INFORMATION SHOWN:
::::::::::
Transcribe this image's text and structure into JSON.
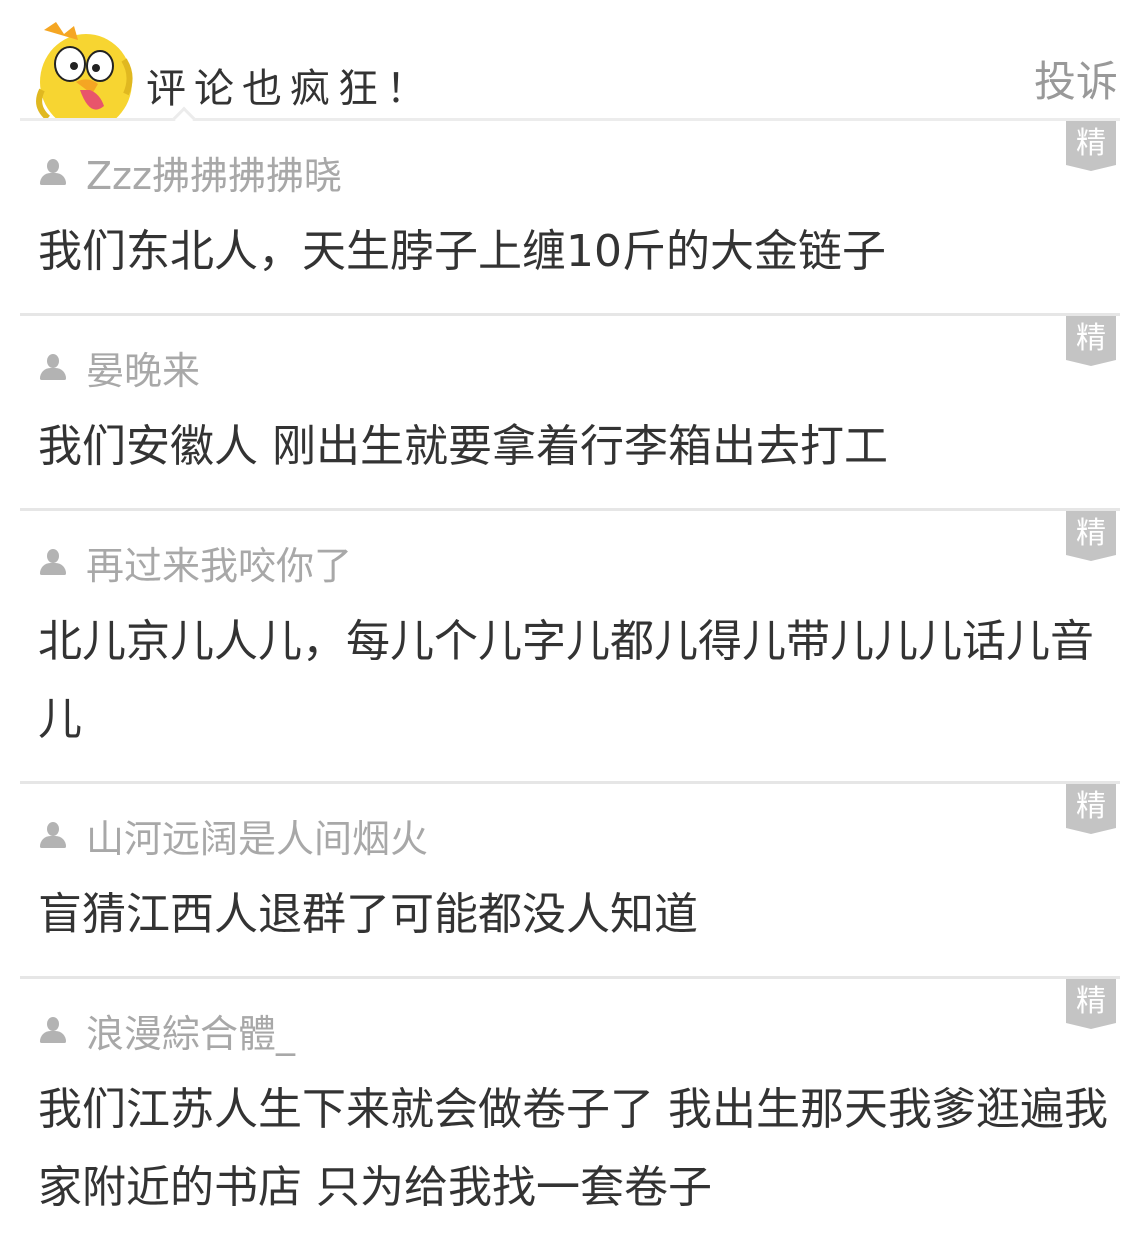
{
  "header": {
    "title": "评论也疯狂！",
    "report_label": "投诉",
    "mascot_icon": "yellow-chick-mascot-icon"
  },
  "badge_label": "精",
  "comments": [
    {
      "username": "Zzz拂拂拂拂晓",
      "text": "我们东北人，天生脖子上缠10斤的大金链子"
    },
    {
      "username": "晏晚来",
      "text": "我们安徽人 刚出生就要拿着行李箱出去打工"
    },
    {
      "username": "再过来我咬你了",
      "text": "北儿京儿人儿，每儿个儿字儿都儿得儿带儿儿儿话儿音儿"
    },
    {
      "username": "山河远阔是人间烟火",
      "text": "盲猜江西人退群了可能都没人知道"
    },
    {
      "username": "浪漫綜合體_",
      "text": "我们江苏人生下来就会做卷子了 我出生那天我爹逛遍我家附近的书店 只为给我找一套卷子"
    }
  ],
  "colors": {
    "badge_bg": "#c4c4c4",
    "username": "#a8a8a8",
    "text": "#333333",
    "report": "#999999",
    "mascot": "#f7d531"
  }
}
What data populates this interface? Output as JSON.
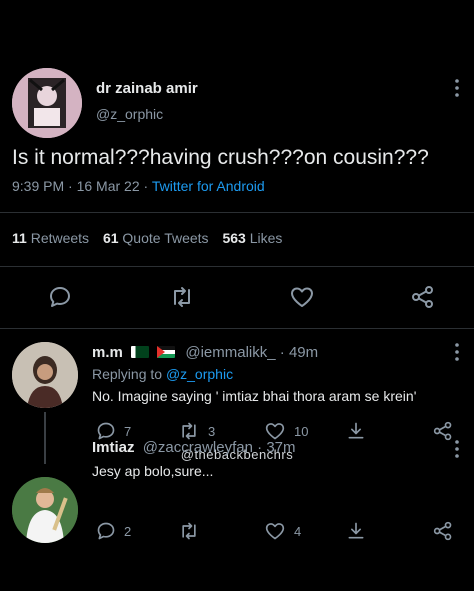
{
  "main_tweet": {
    "display_name": "dr zainab amir",
    "handle": "@z_orphic",
    "text": "Is it normal???having crush???on cousin???",
    "time": "9:39 PM",
    "date": "16 Mar 22",
    "source": "Twitter for Android",
    "stats": {
      "retweets_count": "11",
      "retweets_label": "Retweets",
      "quotes_count": "61",
      "quotes_label": "Quote Tweets",
      "likes_count": "563",
      "likes_label": "Likes"
    },
    "icons": [
      "reply-icon",
      "retweet-icon",
      "like-icon",
      "share-icon"
    ]
  },
  "reply1": {
    "display_name": "m.m",
    "flags": [
      "pakistan-flag",
      "palestine-flag"
    ],
    "handle": "@iemmalikk_",
    "time": "49m",
    "replying_prefix": "Replying to",
    "replying_handle": "@z_orphic",
    "text": "No. Imagine saying ' imtiaz bhai thora aram se krein'",
    "replies": "7",
    "retweets": "3",
    "likes": "10"
  },
  "watermark": "@thebackbenchrs",
  "reply2": {
    "display_name": "Imtiaz",
    "handle": "@zaccrawleyfan",
    "time": "37m",
    "text": "Jesy ap bolo,sure...",
    "replies": "2",
    "likes": "4"
  },
  "colors": {
    "background": "#000000",
    "text": "#e7e9ea",
    "muted": "#8b98a5",
    "accent": "#1d9bf0"
  }
}
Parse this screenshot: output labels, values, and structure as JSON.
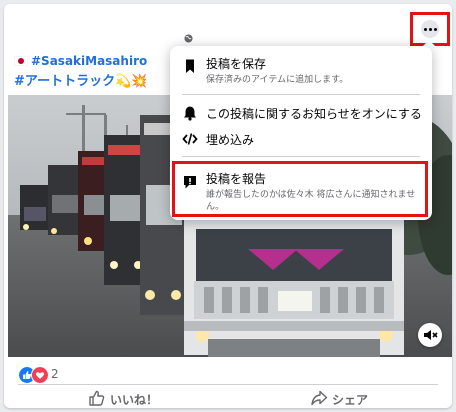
{
  "post": {
    "hashtag1": "#SasakiMasahiro",
    "hashtag2": "#アートトラック",
    "hashtag2_emoji": "💫💥",
    "reaction_count": "2"
  },
  "menu": {
    "items": [
      {
        "title": "投稿を保存",
        "subtitle": "保存済みのアイテムに追加します。",
        "icon": "bookmark-icon"
      },
      {
        "title": "この投稿に関するお知らせをオンにする",
        "icon": "bell-icon"
      },
      {
        "title": "埋め込み",
        "icon": "code-icon"
      },
      {
        "title": "投稿を報告",
        "subtitle_line1": "誰が報告したのかは佐々木 将広さんに通知されませ",
        "subtitle_line2": "ん。",
        "icon": "report-icon"
      }
    ]
  },
  "actions": {
    "like_label": "いいね！",
    "share_label": "シェア"
  },
  "colors": {
    "highlight": "#e01414",
    "link": "#216fdb",
    "like_blue": "#1877f2",
    "love_red": "#f33e58"
  }
}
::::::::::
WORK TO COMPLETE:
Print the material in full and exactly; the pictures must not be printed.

SOLUTION TO THE PROBLEM:
Transcribe this image's text and structure into JSON.
{
  "header": {
    "title": "评论也疯狂！",
    "report_label": "投诉",
    "mascot_icon": "yellow-chick-mascot-icon"
  },
  "badge_label": "精",
  "comments": [
    {
      "username": "Zzz拂拂拂拂晓",
      "text": "我们东北人，天生脖子上缠10斤的大金链子"
    },
    {
      "username": "晏晚来",
      "text": "我们安徽人 刚出生就要拿着行李箱出去打工"
    },
    {
      "username": "再过来我咬你了",
      "text": "北儿京儿人儿，每儿个儿字儿都儿得儿带儿儿儿话儿音儿"
    },
    {
      "username": "山河远阔是人间烟火",
      "text": "盲猜江西人退群了可能都没人知道"
    },
    {
      "username": "浪漫綜合體_",
      "text": "我们江苏人生下来就会做卷子了 我出生那天我爹逛遍我家附近的书店 只为给我找一套卷子"
    }
  ],
  "colors": {
    "badge_bg": "#c4c4c4",
    "username": "#a8a8a8",
    "text": "#333333",
    "report": "#999999",
    "mascot": "#f7d531"
  }
}
What data populates this interface? Output as JSON.
{
  "main_tweet": {
    "display_name": "dr zainab amir",
    "handle": "@z_orphic",
    "text": "Is it normal???having crush???on cousin???",
    "time": "9:39 PM",
    "date": "16 Mar 22",
    "source": "Twitter for Android",
    "stats": {
      "retweets_count": "11",
      "retweets_label": "Retweets",
      "quotes_count": "61",
      "quotes_label": "Quote Tweets",
      "likes_count": "563",
      "likes_label": "Likes"
    },
    "icons": [
      "reply-icon",
      "retweet-icon",
      "like-icon",
      "share-icon"
    ]
  },
  "reply1": {
    "display_name": "m.m",
    "flags": [
      "pakistan-flag",
      "palestine-flag"
    ],
    "handle": "@iemmalikk_",
    "time": "49m",
    "replying_prefix": "Replying to",
    "replying_handle": "@z_orphic",
    "text": "No. Imagine saying ' imtiaz bhai thora aram se krein'",
    "replies": "7",
    "retweets": "3",
    "likes": "10"
  },
  "watermark": "@thebackbenchrs",
  "reply2": {
    "display_name": "Imtiaz",
    "handle": "@zaccrawleyfan",
    "time": "37m",
    "text": "Jesy ap bolo,sure...",
    "replies": "2",
    "likes": "4"
  },
  "colors": {
    "background": "#000000",
    "text": "#e7e9ea",
    "muted": "#8b98a5",
    "accent": "#1d9bf0"
  }
}
Parse this screenshot: output labels, values, and structure as JSON.
{
  "post": {
    "hashtag1": "#SasakiMasahiro",
    "hashtag2": "#アートトラック",
    "hashtag2_emoji": "💫💥",
    "reaction_count": "2"
  },
  "menu": {
    "items": [
      {
        "title": "投稿を保存",
        "subtitle": "保存済みのアイテムに追加します。",
        "icon": "bookmark-icon"
      },
      {
        "title": "この投稿に関するお知らせをオンにする",
        "icon": "bell-icon"
      },
      {
        "title": "埋め込み",
        "icon": "code-icon"
      },
      {
        "title": "投稿を報告",
        "subtitle_line1": "誰が報告したのかは佐々木 将広さんに通知されませ",
        "subtitle_line2": "ん。",
        "icon": "report-icon"
      }
    ]
  },
  "actions": {
    "like_label": "いいね！",
    "share_label": "シェア"
  },
  "colors": {
    "highlight": "#e01414",
    "link": "#216fdb",
    "like_blue": "#1877f2",
    "love_red": "#f33e58"
  }
}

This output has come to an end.